I just had a random thought: a common pattern in Rust is to things such as:

let vec_a: Vec<String> = /* ... */;
let vec_b: Vec<String> = vec_a.into_iter().filter(some_filter).collect();

Usually, we need to be aware of the fact that Iterator::collect() allocates for the container we are collecting into. But in the snippet above, we’ve consumed a container of the same type. And since Rust has full ownership of the vector, in theory the memory allocated by vec_a could be reused to store the collected results of vec_b, meaning everything could be done in-place and no additional allocation is necessary.

It’s a highly specific optimization though, so I wonder if such a thing has been implemented in the Rust compiler. Anybody who has an idea about this?

  • @Vorpal
    33 months ago

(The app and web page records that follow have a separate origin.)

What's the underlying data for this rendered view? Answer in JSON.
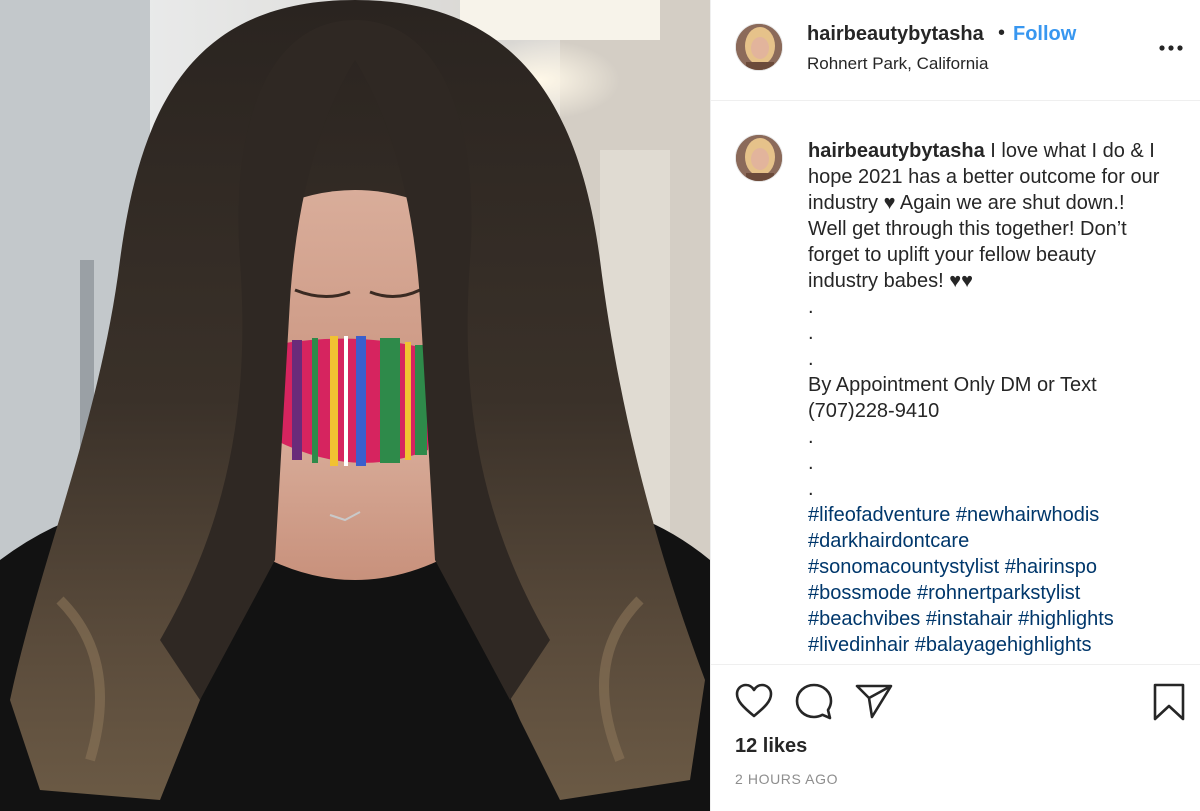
{
  "post": {
    "image": {
      "alt": "",
      "mask_colors": [
        "#d6245f",
        "#2e8a4a",
        "#f1c232",
        "#6a2b7a",
        "#ffffff",
        "#3a5fcd"
      ]
    },
    "header": {
      "username": "hairbeautybytasha",
      "separator": "•",
      "follow_label": "Follow",
      "location": "Rohnert Park, California",
      "more_icon": "more-horizontal-icon"
    },
    "caption": {
      "username": "hairbeautybytasha",
      "text_lines": [
        "I love what I do & I",
        "hope 2021 has a better outcome for our",
        "industry ♥ Again we are shut down.!",
        "Well get through this together! Don’t",
        "forget to uplift your fellow beauty",
        "industry babes! ♥♥",
        ".",
        ".",
        ".",
        "By Appointment Only DM or Text",
        "(707)228-9410",
        ".",
        ".",
        "."
      ],
      "hashtag_lines": [
        [
          "#lifeofadventure",
          "#newhairwhodis"
        ],
        [
          "#darkhairdontcare"
        ],
        [
          "#sonomacountystylist",
          "#hairinspo"
        ],
        [
          "#bossmode",
          "#rohnertparkstylist"
        ],
        [
          "#beachvibes",
          "#instahair",
          "#highlights"
        ],
        [
          "#livedinhair",
          "#balayagehighlights"
        ]
      ]
    },
    "actions": {
      "like_icon": "heart-icon",
      "comment_icon": "comment-icon",
      "share_icon": "send-icon",
      "save_icon": "bookmark-icon"
    },
    "likes_label": "12 likes",
    "timestamp": "2 HOURS AGO"
  },
  "colors": {
    "follow_blue": "#3897f0",
    "hashtag_blue": "#00376b",
    "muted_gray": "#8e8e8e",
    "text": "#262626"
  }
}
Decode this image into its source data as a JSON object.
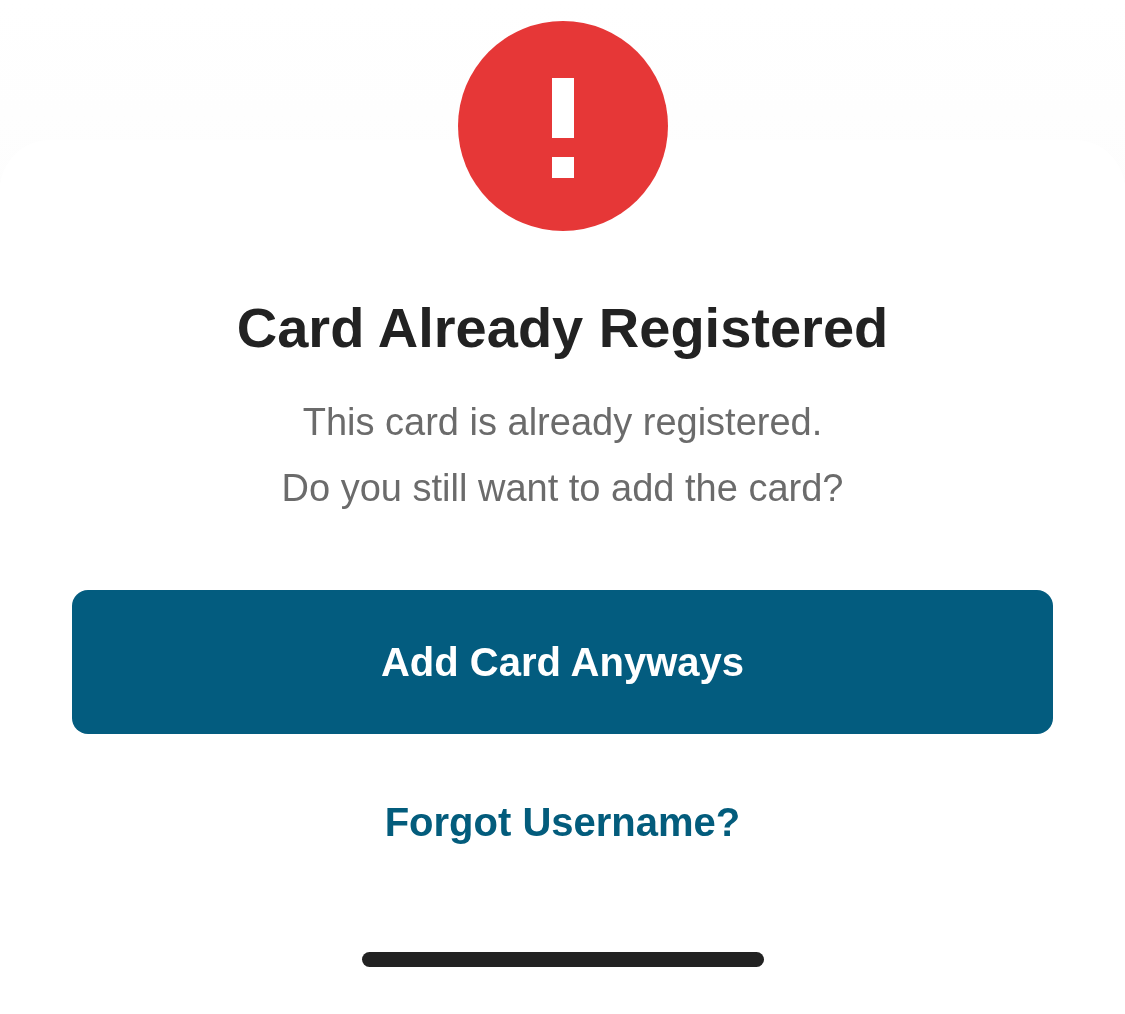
{
  "dialog": {
    "title": "Card Already Registered",
    "message": [
      "This card is already registered.",
      "Do you still want to add the card?"
    ],
    "primary_button": "Add Card Anyways",
    "link": "Forgot Username?"
  }
}
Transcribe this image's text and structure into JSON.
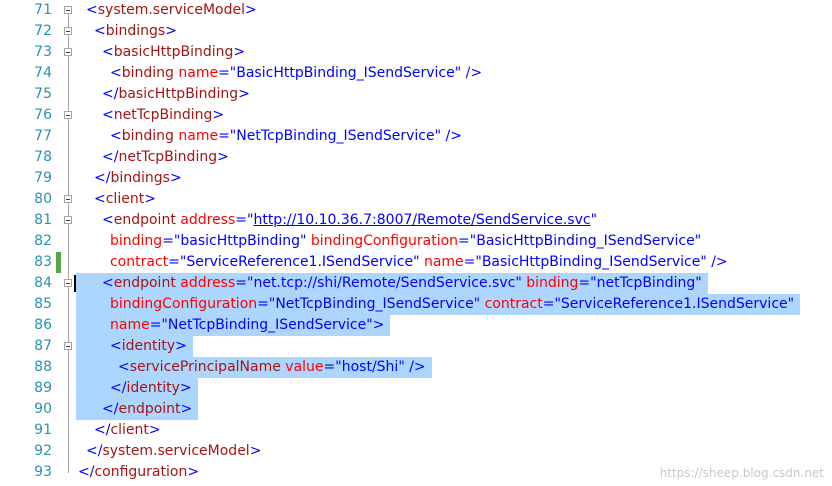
{
  "editor": {
    "lines": [
      {
        "n": "71",
        "ind": 86,
        "sel": false,
        "chg": false,
        "fold": "box",
        "tokens": [
          {
            "t": "<",
            "c": "pb"
          },
          {
            "t": "system.serviceModel",
            "c": "tg"
          },
          {
            "t": ">",
            "c": "pb"
          }
        ]
      },
      {
        "n": "72",
        "ind": 94,
        "sel": false,
        "chg": false,
        "fold": "box",
        "tokens": [
          {
            "t": "<",
            "c": "pb"
          },
          {
            "t": "bindings",
            "c": "tg"
          },
          {
            "t": ">",
            "c": "pb"
          }
        ]
      },
      {
        "n": "73",
        "ind": 102,
        "sel": false,
        "chg": false,
        "fold": "box",
        "tokens": [
          {
            "t": "<",
            "c": "pb"
          },
          {
            "t": "basicHttpBinding",
            "c": "tg"
          },
          {
            "t": ">",
            "c": "pb"
          }
        ]
      },
      {
        "n": "74",
        "ind": 110,
        "sel": false,
        "chg": false,
        "fold": "line",
        "tokens": [
          {
            "t": "<",
            "c": "pb"
          },
          {
            "t": "binding",
            "c": "tg"
          },
          {
            "t": " ",
            "c": ""
          },
          {
            "t": "name",
            "c": "at"
          },
          {
            "t": "=\"",
            "c": "pb"
          },
          {
            "t": "BasicHttpBinding_ISendService",
            "c": "vl"
          },
          {
            "t": "\" />",
            "c": "pb"
          }
        ]
      },
      {
        "n": "75",
        "ind": 102,
        "sel": false,
        "chg": false,
        "fold": "line",
        "tokens": [
          {
            "t": "</",
            "c": "pb"
          },
          {
            "t": "basicHttpBinding",
            "c": "tg"
          },
          {
            "t": ">",
            "c": "pb"
          }
        ]
      },
      {
        "n": "76",
        "ind": 102,
        "sel": false,
        "chg": false,
        "fold": "box",
        "tokens": [
          {
            "t": "<",
            "c": "pb"
          },
          {
            "t": "netTcpBinding",
            "c": "tg"
          },
          {
            "t": ">",
            "c": "pb"
          }
        ]
      },
      {
        "n": "77",
        "ind": 110,
        "sel": false,
        "chg": false,
        "fold": "line",
        "tokens": [
          {
            "t": "<",
            "c": "pb"
          },
          {
            "t": "binding",
            "c": "tg"
          },
          {
            "t": " ",
            "c": ""
          },
          {
            "t": "name",
            "c": "at"
          },
          {
            "t": "=\"",
            "c": "pb"
          },
          {
            "t": "NetTcpBinding_ISendService",
            "c": "vl"
          },
          {
            "t": "\" />",
            "c": "pb"
          }
        ]
      },
      {
        "n": "78",
        "ind": 102,
        "sel": false,
        "chg": false,
        "fold": "line",
        "tokens": [
          {
            "t": "</",
            "c": "pb"
          },
          {
            "t": "netTcpBinding",
            "c": "tg"
          },
          {
            "t": ">",
            "c": "pb"
          }
        ]
      },
      {
        "n": "79",
        "ind": 94,
        "sel": false,
        "chg": false,
        "fold": "line",
        "tokens": [
          {
            "t": "</",
            "c": "pb"
          },
          {
            "t": "bindings",
            "c": "tg"
          },
          {
            "t": ">",
            "c": "pb"
          }
        ]
      },
      {
        "n": "80",
        "ind": 94,
        "sel": false,
        "chg": false,
        "fold": "box",
        "tokens": [
          {
            "t": "<",
            "c": "pb"
          },
          {
            "t": "client",
            "c": "tg"
          },
          {
            "t": ">",
            "c": "pb"
          }
        ]
      },
      {
        "n": "81",
        "ind": 102,
        "sel": false,
        "chg": false,
        "fold": "box",
        "tokens": [
          {
            "t": "<",
            "c": "pb"
          },
          {
            "t": "endpoint",
            "c": "tg"
          },
          {
            "t": " ",
            "c": ""
          },
          {
            "t": "address",
            "c": "at"
          },
          {
            "t": "=\"",
            "c": "pb"
          },
          {
            "t": "http://10.10.36.7:8007/Remote/SendService.svc",
            "c": "url"
          },
          {
            "t": "\"",
            "c": "pb"
          }
        ]
      },
      {
        "n": "82",
        "ind": 110,
        "sel": false,
        "chg": false,
        "fold": "line",
        "tokens": [
          {
            "t": "binding",
            "c": "at"
          },
          {
            "t": "=\"",
            "c": "pb"
          },
          {
            "t": "basicHttpBinding",
            "c": "vl"
          },
          {
            "t": "\" ",
            "c": "pb"
          },
          {
            "t": "bindingConfiguration",
            "c": "at"
          },
          {
            "t": "=\"",
            "c": "pb"
          },
          {
            "t": "BasicHttpBinding_ISendService",
            "c": "vl"
          },
          {
            "t": "\"",
            "c": "pb"
          }
        ]
      },
      {
        "n": "83",
        "ind": 110,
        "sel": false,
        "chg": true,
        "fold": "line",
        "tokens": [
          {
            "t": "contract",
            "c": "at"
          },
          {
            "t": "=\"",
            "c": "pb"
          },
          {
            "t": "ServiceReference1.ISendService",
            "c": "vl"
          },
          {
            "t": "\" ",
            "c": "pb"
          },
          {
            "t": "name",
            "c": "at"
          },
          {
            "t": "=\"",
            "c": "pb"
          },
          {
            "t": "BasicHttpBinding_ISendService",
            "c": "vl"
          },
          {
            "t": "\" />",
            "c": "pb"
          }
        ]
      },
      {
        "n": "84",
        "ind": 102,
        "sel": true,
        "chg": false,
        "fold": "box",
        "caret": true,
        "tokens": [
          {
            "t": "<",
            "c": "pb"
          },
          {
            "t": "endpoint",
            "c": "tg"
          },
          {
            "t": " ",
            "c": ""
          },
          {
            "t": "address",
            "c": "at"
          },
          {
            "t": "=\"",
            "c": "pb"
          },
          {
            "t": "net.tcp://shi/Remote/SendService.svc",
            "c": "vl"
          },
          {
            "t": "\" ",
            "c": "pb"
          },
          {
            "t": "binding",
            "c": "at"
          },
          {
            "t": "=\"",
            "c": "pb"
          },
          {
            "t": "netTcpBinding",
            "c": "vl"
          },
          {
            "t": "\"",
            "c": "pb"
          }
        ]
      },
      {
        "n": "85",
        "ind": 110,
        "sel": true,
        "chg": false,
        "fold": "line",
        "tokens": [
          {
            "t": "bindingConfiguration",
            "c": "at"
          },
          {
            "t": "=\"",
            "c": "pb"
          },
          {
            "t": "NetTcpBinding_ISendService",
            "c": "vl"
          },
          {
            "t": "\" ",
            "c": "pb"
          },
          {
            "t": "contract",
            "c": "at"
          },
          {
            "t": "=\"",
            "c": "pb"
          },
          {
            "t": "ServiceReference1.ISendService",
            "c": "vl"
          },
          {
            "t": "\"",
            "c": "pb"
          }
        ]
      },
      {
        "n": "86",
        "ind": 110,
        "sel": true,
        "chg": false,
        "fold": "line",
        "tokens": [
          {
            "t": "name",
            "c": "at"
          },
          {
            "t": "=\"",
            "c": "pb"
          },
          {
            "t": "NetTcpBinding_ISendService",
            "c": "vl"
          },
          {
            "t": "\">",
            "c": "pb"
          }
        ]
      },
      {
        "n": "87",
        "ind": 110,
        "sel": true,
        "chg": false,
        "fold": "box",
        "tokens": [
          {
            "t": "<",
            "c": "pb"
          },
          {
            "t": "identity",
            "c": "tg"
          },
          {
            "t": ">",
            "c": "pb"
          }
        ]
      },
      {
        "n": "88",
        "ind": 118,
        "sel": true,
        "chg": false,
        "fold": "line",
        "tokens": [
          {
            "t": "<",
            "c": "pb"
          },
          {
            "t": "servicePrincipalName",
            "c": "tg"
          },
          {
            "t": " ",
            "c": ""
          },
          {
            "t": "value",
            "c": "at"
          },
          {
            "t": "=\"",
            "c": "pb"
          },
          {
            "t": "host/Shi",
            "c": "vl"
          },
          {
            "t": "\" />",
            "c": "pb"
          }
        ]
      },
      {
        "n": "89",
        "ind": 110,
        "sel": true,
        "chg": false,
        "fold": "line",
        "tokens": [
          {
            "t": "</",
            "c": "pb"
          },
          {
            "t": "identity",
            "c": "tg"
          },
          {
            "t": ">",
            "c": "pb"
          }
        ]
      },
      {
        "n": "90",
        "ind": 102,
        "sel": true,
        "chg": false,
        "fold": "line",
        "tokens": [
          {
            "t": "</",
            "c": "pb"
          },
          {
            "t": "endpoint",
            "c": "tg"
          },
          {
            "t": ">",
            "c": "pb"
          }
        ]
      },
      {
        "n": "91",
        "ind": 94,
        "sel": false,
        "chg": false,
        "fold": "line",
        "tokens": [
          {
            "t": "</",
            "c": "pb"
          },
          {
            "t": "client",
            "c": "tg"
          },
          {
            "t": ">",
            "c": "pb"
          }
        ]
      },
      {
        "n": "92",
        "ind": 86,
        "sel": false,
        "chg": false,
        "fold": "line",
        "tokens": [
          {
            "t": "</",
            "c": "pb"
          },
          {
            "t": "system.serviceModel",
            "c": "tg"
          },
          {
            "t": ">",
            "c": "pb"
          }
        ]
      },
      {
        "n": "93",
        "ind": 78,
        "sel": false,
        "chg": false,
        "fold": "half",
        "tokens": [
          {
            "t": "</",
            "c": "pb"
          },
          {
            "t": "configuration",
            "c": "tg"
          },
          {
            "t": ">",
            "c": "pb"
          }
        ]
      }
    ]
  },
  "watermark": "https://sheep.blog.csdn.net"
}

    The standard library does have some specialisation internally for certain iterators and collection combinations. Not sure if it will optimise that one specifically, but Vec::into_iter().collect::<Vec>() is optimised (it may look silly, but it comes up with functions returning impl Iterator